Its main advantage, however, is better fuel economy. This is because an automatic transmission can efficiently match the engine speed to the road speed, while a CVT tends to allow the engine to rev higher than necessary. In addition, an automatic transmission typically has more gears than a CVT, which means it can better take advantage of the engine's powerband and keep the engine operating in its most efficient range. Finally, automated transmissions are generally simpler and easier to maintain than CVTs.

Disadvantages of Automatic Transmission

While automatic transmission is the norm in many vehicles, CVT offers a number of advantages over traditional transmissions.

One advantage is that CVT can improve fuel economy by 10 to 15 percent compared to automatic transmission. This is because CVT can keep the engine operating at peak efficiency, unlike autos. The lack of shifting also means that there is less wear and tear on the engine and transmission.

CVT also offers better acceleration than an automatic transmission, since there are no gears to shift through. This means that the engine can always be operating at its optimum power level. Because of this, CVTs often provide a smoother ride than automatics, since there are no gear changes that can cause jerking or lurching.

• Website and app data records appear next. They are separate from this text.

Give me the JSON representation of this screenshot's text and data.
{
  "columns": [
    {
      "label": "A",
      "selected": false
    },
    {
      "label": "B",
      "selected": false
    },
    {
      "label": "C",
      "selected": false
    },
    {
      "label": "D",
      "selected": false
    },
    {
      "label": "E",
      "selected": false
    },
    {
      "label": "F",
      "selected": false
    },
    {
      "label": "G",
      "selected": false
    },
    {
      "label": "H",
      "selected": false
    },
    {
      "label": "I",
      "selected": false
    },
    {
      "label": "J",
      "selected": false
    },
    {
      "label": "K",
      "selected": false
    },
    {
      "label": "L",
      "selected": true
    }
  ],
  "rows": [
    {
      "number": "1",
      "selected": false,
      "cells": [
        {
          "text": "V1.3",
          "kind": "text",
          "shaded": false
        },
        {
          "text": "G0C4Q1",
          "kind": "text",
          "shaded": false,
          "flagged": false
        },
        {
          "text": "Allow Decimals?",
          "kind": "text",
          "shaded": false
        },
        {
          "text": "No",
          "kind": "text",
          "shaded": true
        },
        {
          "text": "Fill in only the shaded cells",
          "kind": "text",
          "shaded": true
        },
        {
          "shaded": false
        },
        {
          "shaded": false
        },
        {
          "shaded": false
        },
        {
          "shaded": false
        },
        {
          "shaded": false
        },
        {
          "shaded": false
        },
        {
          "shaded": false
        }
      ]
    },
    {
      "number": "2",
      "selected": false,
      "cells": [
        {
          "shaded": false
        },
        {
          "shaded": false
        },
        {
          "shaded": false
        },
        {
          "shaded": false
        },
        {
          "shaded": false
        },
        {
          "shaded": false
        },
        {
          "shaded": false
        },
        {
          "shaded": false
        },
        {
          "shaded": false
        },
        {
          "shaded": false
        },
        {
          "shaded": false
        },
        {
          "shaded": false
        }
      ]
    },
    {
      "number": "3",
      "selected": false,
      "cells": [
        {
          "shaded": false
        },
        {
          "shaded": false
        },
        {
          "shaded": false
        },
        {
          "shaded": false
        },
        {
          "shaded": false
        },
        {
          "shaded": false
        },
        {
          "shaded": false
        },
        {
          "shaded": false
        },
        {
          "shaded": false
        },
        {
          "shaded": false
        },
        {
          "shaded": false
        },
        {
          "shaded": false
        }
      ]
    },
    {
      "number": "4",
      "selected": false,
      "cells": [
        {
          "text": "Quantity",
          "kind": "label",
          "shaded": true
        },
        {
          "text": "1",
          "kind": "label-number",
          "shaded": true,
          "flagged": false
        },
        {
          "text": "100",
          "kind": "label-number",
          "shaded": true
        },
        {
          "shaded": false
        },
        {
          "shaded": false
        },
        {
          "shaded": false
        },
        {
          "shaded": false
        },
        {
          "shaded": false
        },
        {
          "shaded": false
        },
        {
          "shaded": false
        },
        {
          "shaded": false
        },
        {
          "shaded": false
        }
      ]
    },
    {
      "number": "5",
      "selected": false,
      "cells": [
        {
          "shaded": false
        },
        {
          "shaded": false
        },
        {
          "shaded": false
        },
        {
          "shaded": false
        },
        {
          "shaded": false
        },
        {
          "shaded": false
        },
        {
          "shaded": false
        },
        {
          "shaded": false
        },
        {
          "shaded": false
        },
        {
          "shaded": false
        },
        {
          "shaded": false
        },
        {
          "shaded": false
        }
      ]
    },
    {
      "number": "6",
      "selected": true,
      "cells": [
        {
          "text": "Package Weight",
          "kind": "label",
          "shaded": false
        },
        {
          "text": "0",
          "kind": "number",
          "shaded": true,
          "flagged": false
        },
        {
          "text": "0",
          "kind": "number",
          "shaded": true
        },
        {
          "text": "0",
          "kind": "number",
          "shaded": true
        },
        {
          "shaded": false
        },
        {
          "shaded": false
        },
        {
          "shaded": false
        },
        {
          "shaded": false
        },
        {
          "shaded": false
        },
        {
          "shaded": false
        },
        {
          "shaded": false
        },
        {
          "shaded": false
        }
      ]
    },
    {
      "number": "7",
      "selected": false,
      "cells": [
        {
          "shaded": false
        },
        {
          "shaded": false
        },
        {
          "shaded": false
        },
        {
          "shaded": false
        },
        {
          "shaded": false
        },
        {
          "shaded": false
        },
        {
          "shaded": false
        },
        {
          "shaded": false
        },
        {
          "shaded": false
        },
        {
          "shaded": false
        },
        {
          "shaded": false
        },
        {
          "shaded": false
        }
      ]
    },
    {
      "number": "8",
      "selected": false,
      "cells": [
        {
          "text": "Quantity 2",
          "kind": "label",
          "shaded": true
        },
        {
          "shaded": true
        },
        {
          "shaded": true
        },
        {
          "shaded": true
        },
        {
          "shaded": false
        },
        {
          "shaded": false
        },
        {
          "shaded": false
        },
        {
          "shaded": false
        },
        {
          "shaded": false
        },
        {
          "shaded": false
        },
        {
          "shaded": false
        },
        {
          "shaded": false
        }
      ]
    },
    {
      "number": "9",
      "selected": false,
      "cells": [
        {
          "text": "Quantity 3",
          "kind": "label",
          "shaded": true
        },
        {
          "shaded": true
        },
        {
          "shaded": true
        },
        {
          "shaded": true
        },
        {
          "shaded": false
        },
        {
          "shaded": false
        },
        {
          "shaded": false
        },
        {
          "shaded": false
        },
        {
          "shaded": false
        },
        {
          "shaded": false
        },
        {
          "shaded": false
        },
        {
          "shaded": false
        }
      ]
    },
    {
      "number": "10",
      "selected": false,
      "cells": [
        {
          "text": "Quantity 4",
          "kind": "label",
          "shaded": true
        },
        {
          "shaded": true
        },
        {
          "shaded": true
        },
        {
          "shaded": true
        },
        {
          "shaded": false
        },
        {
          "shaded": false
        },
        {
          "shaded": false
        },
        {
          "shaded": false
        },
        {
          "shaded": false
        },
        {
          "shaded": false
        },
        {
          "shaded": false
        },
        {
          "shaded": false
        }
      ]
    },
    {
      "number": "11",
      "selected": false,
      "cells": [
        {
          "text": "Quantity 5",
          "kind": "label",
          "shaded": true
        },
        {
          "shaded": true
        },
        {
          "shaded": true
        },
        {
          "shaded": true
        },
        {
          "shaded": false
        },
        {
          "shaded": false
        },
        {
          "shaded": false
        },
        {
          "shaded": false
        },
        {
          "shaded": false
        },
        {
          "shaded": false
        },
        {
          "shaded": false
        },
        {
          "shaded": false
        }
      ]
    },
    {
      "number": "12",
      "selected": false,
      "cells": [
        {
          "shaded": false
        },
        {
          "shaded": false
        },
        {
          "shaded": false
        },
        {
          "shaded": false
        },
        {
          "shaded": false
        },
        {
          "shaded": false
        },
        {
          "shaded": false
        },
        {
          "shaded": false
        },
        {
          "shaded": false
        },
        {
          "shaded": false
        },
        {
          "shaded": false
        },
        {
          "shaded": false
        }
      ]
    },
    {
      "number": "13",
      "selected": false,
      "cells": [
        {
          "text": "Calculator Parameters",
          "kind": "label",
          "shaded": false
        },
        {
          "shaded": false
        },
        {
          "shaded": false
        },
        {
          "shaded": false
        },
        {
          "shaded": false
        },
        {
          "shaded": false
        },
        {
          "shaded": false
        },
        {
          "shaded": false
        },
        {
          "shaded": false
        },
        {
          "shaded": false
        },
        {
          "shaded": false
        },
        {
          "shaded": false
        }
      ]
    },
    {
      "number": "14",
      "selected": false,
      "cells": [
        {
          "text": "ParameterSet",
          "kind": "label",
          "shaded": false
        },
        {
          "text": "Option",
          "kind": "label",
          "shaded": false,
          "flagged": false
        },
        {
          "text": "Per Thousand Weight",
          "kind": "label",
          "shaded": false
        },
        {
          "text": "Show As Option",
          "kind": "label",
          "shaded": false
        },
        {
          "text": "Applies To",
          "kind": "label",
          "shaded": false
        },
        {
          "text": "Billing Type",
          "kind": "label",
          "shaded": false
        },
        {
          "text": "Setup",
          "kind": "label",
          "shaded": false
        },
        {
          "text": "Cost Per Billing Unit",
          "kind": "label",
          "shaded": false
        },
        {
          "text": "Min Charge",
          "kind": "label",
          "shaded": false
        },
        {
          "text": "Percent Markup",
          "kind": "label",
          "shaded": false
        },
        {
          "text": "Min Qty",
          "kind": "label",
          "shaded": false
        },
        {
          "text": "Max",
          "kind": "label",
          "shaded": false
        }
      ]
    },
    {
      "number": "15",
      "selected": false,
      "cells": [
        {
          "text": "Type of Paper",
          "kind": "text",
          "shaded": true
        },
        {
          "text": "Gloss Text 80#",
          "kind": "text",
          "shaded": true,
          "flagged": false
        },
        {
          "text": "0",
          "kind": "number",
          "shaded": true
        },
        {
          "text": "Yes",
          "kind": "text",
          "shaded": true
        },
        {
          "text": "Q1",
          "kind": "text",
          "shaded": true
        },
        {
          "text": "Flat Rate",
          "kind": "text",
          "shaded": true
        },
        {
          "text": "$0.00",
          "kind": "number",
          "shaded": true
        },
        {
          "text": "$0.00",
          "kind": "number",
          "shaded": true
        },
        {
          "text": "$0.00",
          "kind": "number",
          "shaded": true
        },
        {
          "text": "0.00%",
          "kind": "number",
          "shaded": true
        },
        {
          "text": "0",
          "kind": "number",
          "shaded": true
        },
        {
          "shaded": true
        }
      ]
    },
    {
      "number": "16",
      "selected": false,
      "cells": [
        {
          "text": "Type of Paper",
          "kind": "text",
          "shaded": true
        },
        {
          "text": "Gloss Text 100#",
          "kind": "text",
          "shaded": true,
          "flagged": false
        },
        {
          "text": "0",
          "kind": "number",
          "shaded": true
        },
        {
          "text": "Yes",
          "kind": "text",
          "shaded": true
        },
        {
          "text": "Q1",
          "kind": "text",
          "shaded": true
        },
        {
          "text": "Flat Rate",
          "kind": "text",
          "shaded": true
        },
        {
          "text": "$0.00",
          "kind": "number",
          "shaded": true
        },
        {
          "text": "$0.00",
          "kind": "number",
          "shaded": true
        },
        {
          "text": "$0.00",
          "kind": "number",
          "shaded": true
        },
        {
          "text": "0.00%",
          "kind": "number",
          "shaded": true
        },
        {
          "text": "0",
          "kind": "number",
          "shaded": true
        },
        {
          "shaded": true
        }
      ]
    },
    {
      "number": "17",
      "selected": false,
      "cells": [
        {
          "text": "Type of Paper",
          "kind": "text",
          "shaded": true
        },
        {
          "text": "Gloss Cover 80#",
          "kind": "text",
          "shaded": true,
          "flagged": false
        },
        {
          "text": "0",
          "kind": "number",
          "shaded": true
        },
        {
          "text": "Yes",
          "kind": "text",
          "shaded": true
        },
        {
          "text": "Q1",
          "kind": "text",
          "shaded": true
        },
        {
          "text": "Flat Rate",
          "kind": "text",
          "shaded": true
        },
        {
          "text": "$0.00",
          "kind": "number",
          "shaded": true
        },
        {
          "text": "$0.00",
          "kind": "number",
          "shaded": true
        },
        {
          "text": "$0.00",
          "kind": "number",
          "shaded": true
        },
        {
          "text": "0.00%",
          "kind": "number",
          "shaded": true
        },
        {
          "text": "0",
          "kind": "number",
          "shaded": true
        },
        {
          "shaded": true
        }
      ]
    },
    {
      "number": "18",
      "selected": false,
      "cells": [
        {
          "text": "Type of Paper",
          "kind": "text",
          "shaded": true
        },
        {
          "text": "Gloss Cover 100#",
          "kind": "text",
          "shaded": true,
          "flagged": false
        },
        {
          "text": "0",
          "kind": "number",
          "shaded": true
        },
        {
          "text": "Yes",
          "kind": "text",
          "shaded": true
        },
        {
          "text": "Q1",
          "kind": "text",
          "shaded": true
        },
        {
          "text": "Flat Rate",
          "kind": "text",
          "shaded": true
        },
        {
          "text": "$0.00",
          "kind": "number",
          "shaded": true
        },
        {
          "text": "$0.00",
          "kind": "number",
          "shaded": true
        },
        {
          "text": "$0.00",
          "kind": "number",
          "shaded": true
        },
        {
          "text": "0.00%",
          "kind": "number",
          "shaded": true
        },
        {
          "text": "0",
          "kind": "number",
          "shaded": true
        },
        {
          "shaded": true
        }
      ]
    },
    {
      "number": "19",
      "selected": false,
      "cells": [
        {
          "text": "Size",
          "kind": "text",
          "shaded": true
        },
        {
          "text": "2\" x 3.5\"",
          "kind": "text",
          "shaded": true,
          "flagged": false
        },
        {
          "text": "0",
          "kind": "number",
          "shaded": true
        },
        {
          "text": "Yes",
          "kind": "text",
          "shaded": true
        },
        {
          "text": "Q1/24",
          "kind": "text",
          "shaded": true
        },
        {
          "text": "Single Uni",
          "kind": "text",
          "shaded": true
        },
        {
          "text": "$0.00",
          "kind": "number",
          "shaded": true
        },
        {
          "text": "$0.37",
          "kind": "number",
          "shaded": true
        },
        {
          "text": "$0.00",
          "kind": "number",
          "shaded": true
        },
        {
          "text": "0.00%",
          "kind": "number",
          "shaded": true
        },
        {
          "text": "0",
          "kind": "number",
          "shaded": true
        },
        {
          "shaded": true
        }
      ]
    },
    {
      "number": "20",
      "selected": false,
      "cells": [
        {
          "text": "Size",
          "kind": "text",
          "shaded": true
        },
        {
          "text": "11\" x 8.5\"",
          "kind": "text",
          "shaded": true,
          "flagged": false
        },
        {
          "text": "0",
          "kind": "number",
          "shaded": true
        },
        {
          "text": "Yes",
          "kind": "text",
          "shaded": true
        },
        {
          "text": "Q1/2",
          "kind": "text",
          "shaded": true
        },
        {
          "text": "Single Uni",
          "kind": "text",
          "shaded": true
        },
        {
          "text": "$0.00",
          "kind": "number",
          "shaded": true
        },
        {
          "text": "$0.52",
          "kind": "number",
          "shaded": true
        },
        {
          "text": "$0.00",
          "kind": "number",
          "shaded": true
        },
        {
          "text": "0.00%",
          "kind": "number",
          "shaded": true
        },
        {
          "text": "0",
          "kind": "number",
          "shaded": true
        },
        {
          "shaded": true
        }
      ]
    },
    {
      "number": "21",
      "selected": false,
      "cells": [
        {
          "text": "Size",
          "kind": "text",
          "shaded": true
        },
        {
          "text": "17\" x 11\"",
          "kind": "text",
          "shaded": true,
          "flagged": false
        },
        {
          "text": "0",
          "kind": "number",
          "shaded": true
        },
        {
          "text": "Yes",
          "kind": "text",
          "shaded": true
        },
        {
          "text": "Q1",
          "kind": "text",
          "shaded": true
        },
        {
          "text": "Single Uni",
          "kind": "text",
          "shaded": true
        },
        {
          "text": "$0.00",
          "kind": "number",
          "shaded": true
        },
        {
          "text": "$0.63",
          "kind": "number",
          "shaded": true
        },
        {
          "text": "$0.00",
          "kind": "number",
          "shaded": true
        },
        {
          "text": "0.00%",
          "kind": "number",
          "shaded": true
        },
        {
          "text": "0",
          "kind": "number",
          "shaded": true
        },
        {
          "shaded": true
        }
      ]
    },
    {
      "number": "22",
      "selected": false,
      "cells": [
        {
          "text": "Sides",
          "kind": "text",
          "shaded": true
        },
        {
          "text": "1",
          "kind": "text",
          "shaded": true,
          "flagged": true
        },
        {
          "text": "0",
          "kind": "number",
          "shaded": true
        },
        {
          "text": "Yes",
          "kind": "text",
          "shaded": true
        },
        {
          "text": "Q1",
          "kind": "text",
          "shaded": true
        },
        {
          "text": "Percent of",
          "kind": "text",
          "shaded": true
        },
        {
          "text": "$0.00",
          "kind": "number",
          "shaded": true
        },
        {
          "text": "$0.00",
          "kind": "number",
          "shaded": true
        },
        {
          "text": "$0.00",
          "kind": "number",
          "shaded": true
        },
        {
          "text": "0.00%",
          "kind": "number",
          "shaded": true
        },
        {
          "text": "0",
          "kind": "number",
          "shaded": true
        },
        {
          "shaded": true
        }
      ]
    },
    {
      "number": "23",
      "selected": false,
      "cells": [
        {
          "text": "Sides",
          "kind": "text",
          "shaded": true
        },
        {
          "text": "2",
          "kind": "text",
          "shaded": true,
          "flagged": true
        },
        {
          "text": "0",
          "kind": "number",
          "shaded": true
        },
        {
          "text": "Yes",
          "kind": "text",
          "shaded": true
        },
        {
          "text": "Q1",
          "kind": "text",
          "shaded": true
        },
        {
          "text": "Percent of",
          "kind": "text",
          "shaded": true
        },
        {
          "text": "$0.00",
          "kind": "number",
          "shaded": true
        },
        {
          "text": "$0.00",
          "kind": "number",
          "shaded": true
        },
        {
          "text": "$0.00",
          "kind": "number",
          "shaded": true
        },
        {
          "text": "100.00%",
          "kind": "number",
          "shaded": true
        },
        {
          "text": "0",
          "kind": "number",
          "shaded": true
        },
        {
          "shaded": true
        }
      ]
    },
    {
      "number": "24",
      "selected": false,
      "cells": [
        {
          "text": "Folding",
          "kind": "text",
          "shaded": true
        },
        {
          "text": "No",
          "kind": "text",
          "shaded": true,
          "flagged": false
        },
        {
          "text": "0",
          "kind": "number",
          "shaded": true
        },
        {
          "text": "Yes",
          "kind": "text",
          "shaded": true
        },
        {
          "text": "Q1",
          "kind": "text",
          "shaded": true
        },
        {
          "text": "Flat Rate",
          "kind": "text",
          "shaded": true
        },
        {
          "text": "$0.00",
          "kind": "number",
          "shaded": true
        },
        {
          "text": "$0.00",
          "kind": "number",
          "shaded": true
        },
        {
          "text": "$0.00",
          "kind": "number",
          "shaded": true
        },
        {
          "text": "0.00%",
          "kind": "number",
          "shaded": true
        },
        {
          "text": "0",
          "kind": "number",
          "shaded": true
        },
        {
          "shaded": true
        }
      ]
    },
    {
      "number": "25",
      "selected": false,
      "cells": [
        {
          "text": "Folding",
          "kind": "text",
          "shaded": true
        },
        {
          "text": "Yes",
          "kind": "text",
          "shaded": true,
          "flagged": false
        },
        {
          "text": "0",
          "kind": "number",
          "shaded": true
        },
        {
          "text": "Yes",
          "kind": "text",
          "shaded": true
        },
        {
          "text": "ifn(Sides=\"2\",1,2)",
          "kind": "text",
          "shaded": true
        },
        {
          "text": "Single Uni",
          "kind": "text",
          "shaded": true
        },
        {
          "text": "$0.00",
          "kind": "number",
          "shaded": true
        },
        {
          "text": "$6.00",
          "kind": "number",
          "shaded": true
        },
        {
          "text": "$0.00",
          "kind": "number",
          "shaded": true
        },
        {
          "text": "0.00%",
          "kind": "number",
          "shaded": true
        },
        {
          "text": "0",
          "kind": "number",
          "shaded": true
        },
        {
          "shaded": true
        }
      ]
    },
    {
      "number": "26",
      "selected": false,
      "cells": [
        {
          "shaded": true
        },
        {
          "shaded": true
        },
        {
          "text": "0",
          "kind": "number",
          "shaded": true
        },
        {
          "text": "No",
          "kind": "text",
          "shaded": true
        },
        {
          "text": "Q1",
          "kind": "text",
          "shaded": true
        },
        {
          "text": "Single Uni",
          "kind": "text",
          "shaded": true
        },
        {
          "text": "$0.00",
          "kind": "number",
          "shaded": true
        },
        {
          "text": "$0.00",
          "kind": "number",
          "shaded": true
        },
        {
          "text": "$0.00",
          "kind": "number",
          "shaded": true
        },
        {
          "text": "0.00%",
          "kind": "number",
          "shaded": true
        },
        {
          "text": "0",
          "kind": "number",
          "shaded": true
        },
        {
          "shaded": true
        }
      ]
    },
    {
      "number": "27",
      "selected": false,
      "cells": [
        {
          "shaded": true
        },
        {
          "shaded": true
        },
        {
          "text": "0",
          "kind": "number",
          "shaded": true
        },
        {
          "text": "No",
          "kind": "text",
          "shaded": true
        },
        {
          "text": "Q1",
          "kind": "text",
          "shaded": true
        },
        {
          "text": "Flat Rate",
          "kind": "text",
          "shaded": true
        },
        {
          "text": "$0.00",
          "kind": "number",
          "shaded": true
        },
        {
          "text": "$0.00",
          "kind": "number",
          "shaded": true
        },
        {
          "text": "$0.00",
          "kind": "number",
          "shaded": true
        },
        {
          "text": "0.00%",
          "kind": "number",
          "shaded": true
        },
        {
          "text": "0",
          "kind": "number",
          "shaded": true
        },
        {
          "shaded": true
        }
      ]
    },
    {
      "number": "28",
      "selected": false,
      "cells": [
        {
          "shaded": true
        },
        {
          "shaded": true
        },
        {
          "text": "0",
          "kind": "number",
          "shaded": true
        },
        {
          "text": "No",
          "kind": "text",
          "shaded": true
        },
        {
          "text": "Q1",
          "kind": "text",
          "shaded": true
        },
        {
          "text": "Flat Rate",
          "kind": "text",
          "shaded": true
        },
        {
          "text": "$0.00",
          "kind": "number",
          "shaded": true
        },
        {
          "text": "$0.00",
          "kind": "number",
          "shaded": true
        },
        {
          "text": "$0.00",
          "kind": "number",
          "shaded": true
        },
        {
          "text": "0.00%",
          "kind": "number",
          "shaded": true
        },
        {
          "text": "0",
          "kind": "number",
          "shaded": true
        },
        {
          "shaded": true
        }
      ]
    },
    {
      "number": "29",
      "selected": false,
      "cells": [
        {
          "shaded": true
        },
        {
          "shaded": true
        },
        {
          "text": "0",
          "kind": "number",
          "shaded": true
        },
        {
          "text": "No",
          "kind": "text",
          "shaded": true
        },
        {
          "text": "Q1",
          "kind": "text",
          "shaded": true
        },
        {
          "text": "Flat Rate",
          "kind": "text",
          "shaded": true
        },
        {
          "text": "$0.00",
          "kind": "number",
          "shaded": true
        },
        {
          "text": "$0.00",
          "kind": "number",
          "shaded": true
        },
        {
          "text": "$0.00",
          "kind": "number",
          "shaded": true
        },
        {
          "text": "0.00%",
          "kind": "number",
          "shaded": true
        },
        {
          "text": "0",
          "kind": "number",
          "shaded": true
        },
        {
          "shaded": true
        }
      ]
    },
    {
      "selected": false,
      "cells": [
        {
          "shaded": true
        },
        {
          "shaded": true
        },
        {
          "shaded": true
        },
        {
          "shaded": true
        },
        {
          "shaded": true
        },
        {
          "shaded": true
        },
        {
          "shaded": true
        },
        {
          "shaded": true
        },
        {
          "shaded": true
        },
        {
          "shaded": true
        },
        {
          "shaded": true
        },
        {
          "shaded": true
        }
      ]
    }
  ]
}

Which Is Better: CVT or Automatic Transmission

In spite of a CVT's potential to shift gears without stopping, it often provides better fuel economy when driving in urban environments.

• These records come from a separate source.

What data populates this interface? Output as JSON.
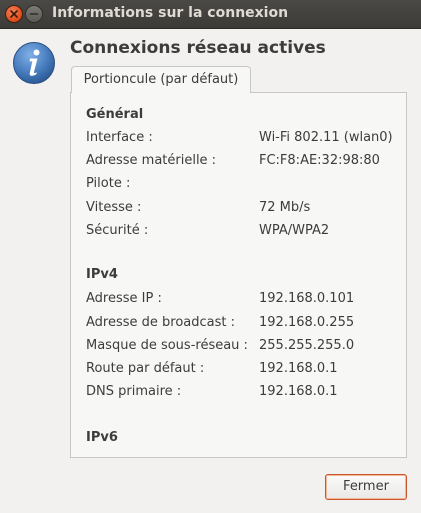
{
  "window": {
    "title": "Informations sur la connexion"
  },
  "heading": "Connexions réseau actives",
  "tab": {
    "label": "Portioncule (par défaut)"
  },
  "general": {
    "title": "Général",
    "rows": [
      {
        "label": "Interface :",
        "value": "Wi-Fi 802.11 (wlan0)"
      },
      {
        "label": "Adresse matérielle :",
        "value": "FC:F8:AE:32:98:80"
      },
      {
        "label": "Pilote :",
        "value": ""
      },
      {
        "label": "Vitesse :",
        "value": "72 Mb/s"
      },
      {
        "label": "Sécurité :",
        "value": "WPA/WPA2"
      }
    ]
  },
  "ipv4": {
    "title": "IPv4",
    "rows": [
      {
        "label": "Adresse IP :",
        "value": "192.168.0.101"
      },
      {
        "label": "Adresse de broadcast :",
        "value": "192.168.0.255"
      },
      {
        "label": "Masque de sous-réseau :",
        "value": "255.255.255.0"
      },
      {
        "label": "Route par défaut :",
        "value": "192.168.0.1"
      },
      {
        "label": "DNS primaire :",
        "value": "192.168.0.1"
      }
    ]
  },
  "ipv6": {
    "title": "IPv6"
  },
  "buttons": {
    "close_label": "Fermer"
  },
  "icons": {
    "close": "close-icon",
    "minimize": "minimize-icon",
    "info": "info-icon"
  },
  "colors": {
    "titlebar": "#3c3b37",
    "close_button": "#df4a16",
    "info_icon": "#4a7fc0",
    "focus_border": "#c8582b"
  }
}
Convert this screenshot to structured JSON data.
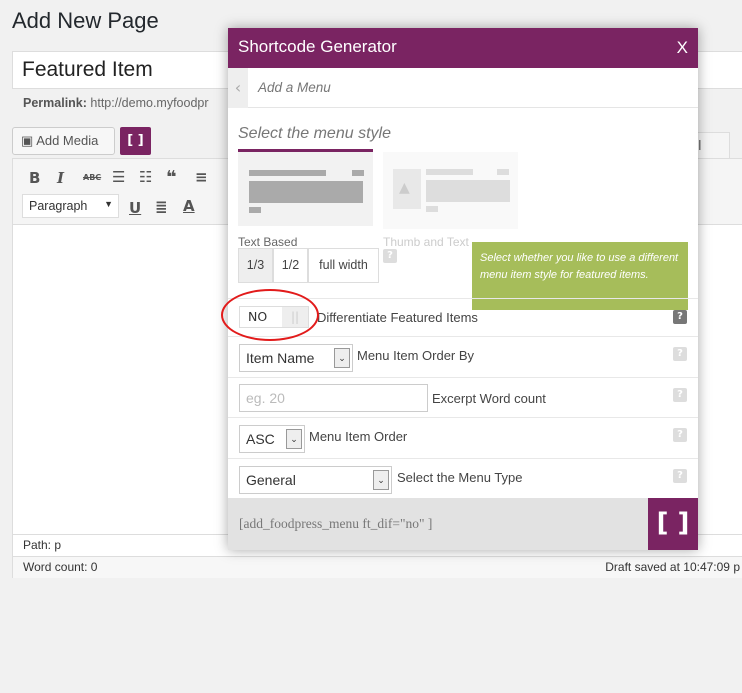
{
  "page": {
    "title": "Add New Page",
    "post_title": "Featured Item",
    "permalink_label": "Permalink:",
    "permalink": "http://demo.myfoodpr",
    "add_media": "Add Media",
    "shortcode_button": "[ ]",
    "format": "Paragraph",
    "tab_visual": "sual",
    "path": "Path: p",
    "word_count": "Word count: 0",
    "draft_saved": "Draft saved at 10:47:09 p"
  },
  "toolbar": {
    "bold": "B",
    "italic": "I",
    "strike": "ABC",
    "ul": "☰",
    "ol": "☷",
    "quote": "❝",
    "align": "≡",
    "underline": "U",
    "justify": "≣",
    "color": "A"
  },
  "modal": {
    "title": "Shortcode Generator",
    "close": "X",
    "subtitle": "Add a Menu",
    "select_style": "Select the menu style",
    "styles": [
      {
        "label": "Text Based",
        "selected": true
      },
      {
        "label": "Thumb and Text",
        "selected": false
      }
    ],
    "widths": [
      "1/3",
      "1/2",
      "full width"
    ],
    "tooltip": "Select whether you like to use a different menu item style for featured items.",
    "toggle": {
      "value": "NO",
      "label": "Differentiate Featured Items"
    },
    "order_by": {
      "value": "Item Name",
      "label": "Menu Item Order By"
    },
    "excerpt": {
      "placeholder": "eg. 20",
      "label": "Excerpt Word count"
    },
    "order": {
      "value": "ASC",
      "label": "Menu Item Order"
    },
    "menu_type": {
      "value": "General",
      "label": "Select the Menu Type"
    },
    "shortcode": "[add_foodpress_menu ft_dif=\"no\" ]",
    "generate": "[ ]",
    "help": "?"
  },
  "colors": {
    "brand": "#7a2462",
    "tooltip": "#a6bd5a",
    "annotation": "#e21b1b"
  }
}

CVT is commonly associated with a smoother ride than a regular automatic, due to the fact that it doesn't hunt the gear ratio. There are no sudden downshifts when the car needs more power, and there is no feeling of hunting the gear ratio that you sometimes sense when driving a traditional auto.

CVT is also a little lighter than automatics, and as a result — in addition to their smoother operation — the fuel efficiency of vehicles that are equipped with CVT is higher than with automatic cars.

CVT drivetrains have fewer mechanical gears that are hard to change, making acceleration and hill-climbing much easier on CVT vehicles. CVT makes stopping at the stoplight and climbing difficult terrain much easier since it does not have trouble maintaining the ideal torque ratio.


In conclusion, it is clear that CVT has many benefits over automatic transmission. CVT is more efficient, provides better fuel economy, and gives the driver more control over the vehicle. Automatic transmission is less expensive and easier to maintain, but it does not offer the same level of performance or efficiency as CVT.